With all of these questions, you might start to wonder if and when we’ll find any answers.  So today I’d like to take a few moments to describe where I find answers to big questions of faith, and perhaps this can be useful for you, too.

Scripture.  As disciples of Christ, our first and most important source of answers is the God-inspired book which introduces us to Christ.  Whenever any issue arises, whether it involves relationships at home, management of time and resources, the meaning of life, or anything else, our first course of action is to look to the Bible to glean from its harvest of wisdom.  This does not mean, however, that we simply find one or two verses to support the position we already feel is true.  On the contrary, we read scripture holistically, from cover to cover, so that we can discover God’s real intention for our lives and his real answers to our questions.

Tradition.  In the two thousand years since the New Testament was written – and more since the Old Testament was written – many, many people of faith have lived, died, and struggled with real-life issues in between.  We do ourselves a great disservice when we imagine that we’re the first people to struggle with specific questions of faith.  Are we struggling to make ends meet and afraid that our resources will soon run out?  Let’s see what St. Francis of Assisi believed about material possessions.  Are we concerned about the existence of evil in the world?  Let’s read recent authors such as C.S. Lewis and Dietrich Bonhoeffer, and let’s read ancient writers like St. Augustine and Thomas Aquinas.  We have much to learn from how those who came before us handled the issues we face today.
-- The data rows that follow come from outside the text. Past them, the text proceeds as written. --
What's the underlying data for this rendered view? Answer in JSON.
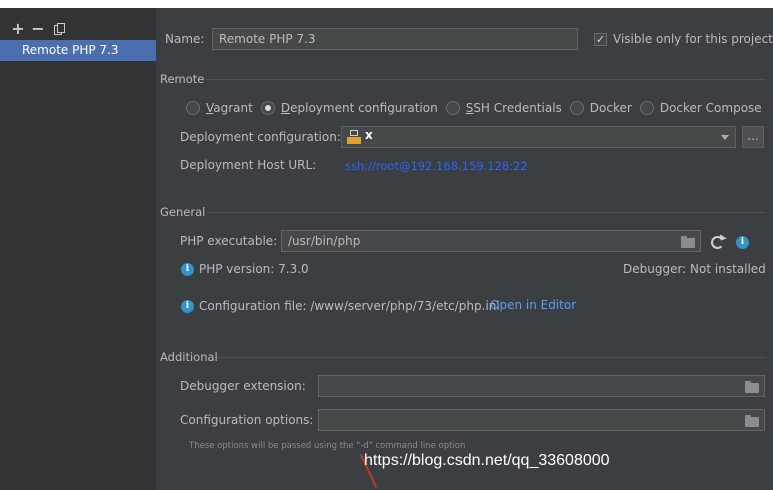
{
  "left_panel": {
    "toolbar": {
      "add": "+",
      "remove": "−"
    },
    "items": [
      {
        "label": "Remote PHP 7.3"
      }
    ]
  },
  "name_row": {
    "label": "Name:",
    "value": "Remote PHP 7.3",
    "visible_only_checked": true,
    "visible_only_label": "Visible only for this project"
  },
  "remote": {
    "title": "Remote",
    "options": [
      {
        "label": "Vagrant",
        "mnemonic": "V",
        "rest": "agrant",
        "selected": false
      },
      {
        "label": "Deployment configuration",
        "mnemonic": "D",
        "rest": "eployment configuration",
        "selected": true
      },
      {
        "label": "SSH Credentials",
        "mnemonic": "S",
        "rest": "SH Credentials",
        "selected": false
      },
      {
        "label": "Docker",
        "selected": false
      },
      {
        "label": "Docker Compose",
        "selected": false
      }
    ],
    "deployment_config_label": "Deployment configuration:",
    "deployment_config_value": "x",
    "browse_label": "...",
    "host_url_label": "Deployment Host URL:",
    "host_url_value": "ssh://root@192.168.159.128:22"
  },
  "general": {
    "title": "General",
    "php_exec_label": "PHP executable:",
    "php_exec_value": "/usr/bin/php",
    "php_version": "PHP version: 7.3.0",
    "debugger": "Debugger: Not installed",
    "config_file": "Configuration file: /www/server/php/73/etc/php.ini",
    "open_in_editor": "Open in Editor"
  },
  "additional": {
    "title": "Additional",
    "debugger_ext_label": "Debugger extension:",
    "debugger_ext_value": "",
    "config_options_label": "Configuration options:",
    "config_options_value": "",
    "hint": "These options will be passed using the \"-d\" command line option"
  },
  "watermark": "https://blog.csdn.net/qq_33608000",
  "colors": {
    "selection": "#4b6eaf",
    "link": "#589df6",
    "url": "#2e62ff",
    "info": "#3592c4"
  }
}
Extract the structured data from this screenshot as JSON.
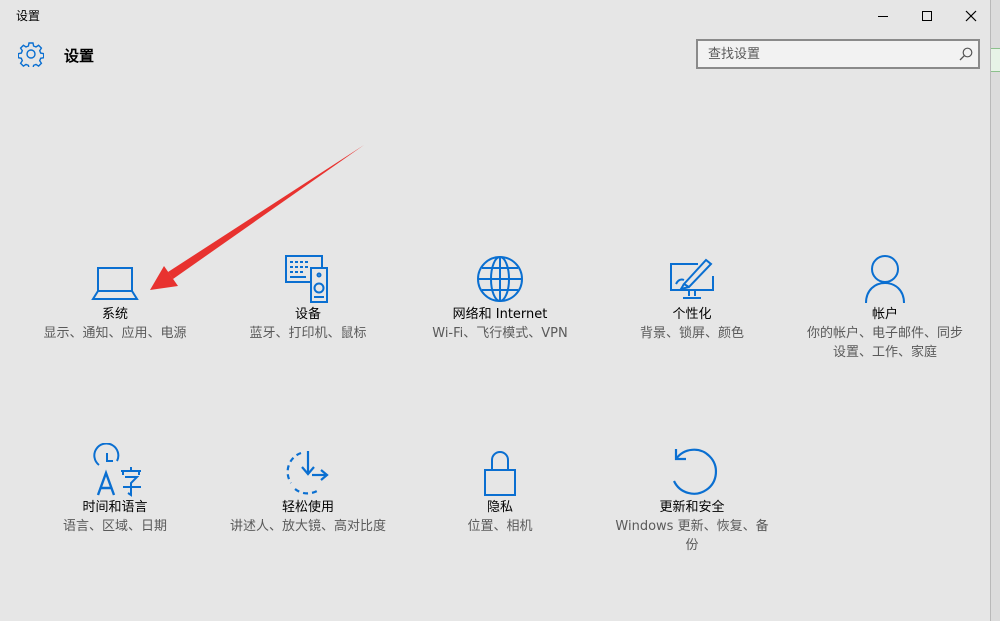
{
  "window": {
    "title": "设置"
  },
  "header": {
    "title": "设置"
  },
  "search": {
    "placeholder": "查找设置"
  },
  "tiles": [
    {
      "name": "系统",
      "desc": "显示、通知、应用、电源",
      "icon": "laptop-icon"
    },
    {
      "name": "设备",
      "desc": "蓝牙、打印机、鼠标",
      "icon": "devices-icon"
    },
    {
      "name": "网络和 Internet",
      "desc": "Wi-Fi、飞行模式、VPN",
      "icon": "globe-icon"
    },
    {
      "name": "个性化",
      "desc": "背景、锁屏、颜色",
      "icon": "personalization-icon"
    },
    {
      "name": "帐户",
      "desc": "你的帐户、电子邮件、同步设置、工作、家庭",
      "icon": "person-icon"
    },
    {
      "name": "时间和语言",
      "desc": "语言、区域、日期",
      "icon": "time-language-icon"
    },
    {
      "name": "轻松使用",
      "desc": "讲述人、放大镜、高对比度",
      "icon": "ease-of-access-icon"
    },
    {
      "name": "隐私",
      "desc": "位置、相机",
      "icon": "lock-icon"
    },
    {
      "name": "更新和安全",
      "desc": "Windows 更新、恢复、备份",
      "icon": "update-icon"
    }
  ],
  "colors": {
    "accent": "#0a6fd1",
    "arrow": "#e8322f",
    "background": "#e6e6e6"
  }
}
Reason.  The answers to our deepest questions must, in the end, make sense to us.  One complaint I’ve heard from people outside the faith is that in order to be a good Christian, you have to “check your brain at the door.”  To some extent, I see what they mean:  it’s awfully difficult to believe in a God who is one and yet three, to believe that Jesus is fully human and fully divine, to believe that one man’s public execution 2,000 years ago has any bearing whatsoever on our eternal destiny.  Yet these and all other issues of faith must be filtered through the brains God gave us.  Our questions must find answers that involve our abilities to reason and make sense of the world around us.

Experience.  As we search for answers to our deepest questions, we do so as people who have already experienced God’s grace in our lives on many occasions.  Are you wondering if God really loves you right now?  Think back, if you can, to a moment when you were sure that he did love you.  Are you struggling through a difficult situation and unsure how it will be resolved?  Think back, if you can, to another difficult period in your life, and remember how God helped to bring you through it.  Our experiences can be rich resources for realizing how involved in our lives the Lord truly is.  Our experiences can confirm the truths and answers we find in scripture.

May the Lord continue to bless us as we continue to wrestle with questions of faith.  Rest assured that there are answers, that God determines those answers, and that he has given us plenty of tools to discover those answers – even though they may take a lifetime to find.

–Pastor David